Write the records out again, unchanged.

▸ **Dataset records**
=====

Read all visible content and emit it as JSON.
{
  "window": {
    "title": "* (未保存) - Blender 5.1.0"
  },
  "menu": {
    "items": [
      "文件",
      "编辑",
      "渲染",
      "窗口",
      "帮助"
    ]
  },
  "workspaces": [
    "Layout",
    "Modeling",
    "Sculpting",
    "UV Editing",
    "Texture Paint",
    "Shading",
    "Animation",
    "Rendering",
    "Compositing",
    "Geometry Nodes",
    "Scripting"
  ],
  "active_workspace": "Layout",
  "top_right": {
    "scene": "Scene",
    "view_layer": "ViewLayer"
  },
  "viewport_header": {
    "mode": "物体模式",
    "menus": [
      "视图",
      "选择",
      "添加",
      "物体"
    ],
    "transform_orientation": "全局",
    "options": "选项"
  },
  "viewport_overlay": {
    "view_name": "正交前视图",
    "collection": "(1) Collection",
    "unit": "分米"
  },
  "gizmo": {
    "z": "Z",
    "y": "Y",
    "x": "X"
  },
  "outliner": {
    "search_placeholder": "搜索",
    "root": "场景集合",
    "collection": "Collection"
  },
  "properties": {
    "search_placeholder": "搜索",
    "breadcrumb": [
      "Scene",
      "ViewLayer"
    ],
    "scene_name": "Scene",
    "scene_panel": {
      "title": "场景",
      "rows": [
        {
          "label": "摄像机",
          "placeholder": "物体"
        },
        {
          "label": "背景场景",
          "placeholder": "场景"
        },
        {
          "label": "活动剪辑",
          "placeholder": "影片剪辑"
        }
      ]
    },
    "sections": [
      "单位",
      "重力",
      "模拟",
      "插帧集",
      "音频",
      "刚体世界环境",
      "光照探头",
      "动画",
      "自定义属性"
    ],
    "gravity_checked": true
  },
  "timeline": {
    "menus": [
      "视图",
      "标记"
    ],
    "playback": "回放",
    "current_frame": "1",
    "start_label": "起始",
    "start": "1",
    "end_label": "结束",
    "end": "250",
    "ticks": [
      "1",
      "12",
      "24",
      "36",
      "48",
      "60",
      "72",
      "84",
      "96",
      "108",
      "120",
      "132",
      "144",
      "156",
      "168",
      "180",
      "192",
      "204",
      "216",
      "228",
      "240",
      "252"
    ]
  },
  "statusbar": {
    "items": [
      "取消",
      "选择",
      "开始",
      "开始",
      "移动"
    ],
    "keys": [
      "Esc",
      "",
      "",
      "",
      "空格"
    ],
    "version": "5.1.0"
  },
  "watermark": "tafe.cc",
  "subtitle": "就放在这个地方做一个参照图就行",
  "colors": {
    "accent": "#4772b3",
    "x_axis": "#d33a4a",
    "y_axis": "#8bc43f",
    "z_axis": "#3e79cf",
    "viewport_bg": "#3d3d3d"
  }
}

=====

▸ **The completed task**
Read all visible content and emit it as JSON.
{
  "window": {
    "title": "* (未保存) - Blender 5.1.0"
  },
  "menu": {
    "items": [
      "文件",
      "编辑",
      "渲染",
      "窗口",
      "帮助"
    ]
  },
  "workspaces": [
    "Layout",
    "Modeling",
    "Sculpting",
    "UV Editing",
    "Texture Paint",
    "Shading",
    "Animation",
    "Rendering",
    "Compositing",
    "Geometry Nodes",
    "Scripting"
  ],
  "active_workspace": "Layout",
  "top_right": {
    "scene": "Scene",
    "view_layer": "ViewLayer"
  },
  "viewport_header": {
    "mode": "物体模式",
    "menus": [
      "视图",
      "选择",
      "添加",
      "物体"
    ],
    "transform_orientation": "全局",
    "options": "选项"
  },
  "viewport_overlay": {
    "view_name": "正交前视图",
    "collection": "(1) Collection",
    "unit": "分米"
  },
  "gizmo": {
    "z": "Z",
    "y": "Y",
    "x": "X"
  },
  "outliner": {
    "search_placeholder": "搜索",
    "root": "场景集合",
    "collection": "Collection"
  },
  "properties": {
    "search_placeholder": "搜索",
    "breadcrumb": [
      "Scene",
      "ViewLayer"
    ],
    "scene_name": "Scene",
    "scene_panel": {
      "title": "场景",
      "rows": [
        {
          "label": "摄像机",
          "placeholder": "物体"
        },
        {
          "label": "背景场景",
          "placeholder": "场景"
        },
        {
          "label": "活动剪辑",
          "placeholder": "影片剪辑"
        }
      ]
    },
    "sections": [
      "单位",
      "重力",
      "模拟",
      "插帧集",
      "音频",
      "刚体世界环境",
      "光照探头",
      "动画",
      "自定义属性"
    ],
    "gravity_checked": true
  },
  "timeline": {
    "menus": [
      "视图",
      "标记"
    ],
    "playback": "回放",
    "current_frame": "1",
    "start_label": "起始",
    "start": "1",
    "end_label": "结束",
    "end": "250",
    "ticks": [
      "1",
      "12",
      "24",
      "36",
      "48",
      "60",
      "72",
      "84",
      "96",
      "108",
      "120",
      "132",
      "144",
      "156",
      "168",
      "180",
      "192",
      "204",
      "216",
      "228",
      "240",
      "252"
    ]
  },
  "statusbar": {
    "items": [
      "取消",
      "选择",
      "开始",
      "开始",
      "移动"
    ],
    "keys": [
      "Esc",
      "",
      "",
      "",
      "空格"
    ],
    "version": "5.1.0"
  },
  "watermark": "tafe.cc",
  "subtitle": "就放在这个地方做一个参照图就行",
  "colors": {
    "accent": "#4772b3",
    "x_axis": "#d33a4a",
    "y_axis": "#8bc43f",
    "z_axis": "#3e79cf",
    "viewport_bg": "#3d3d3d"
  }
}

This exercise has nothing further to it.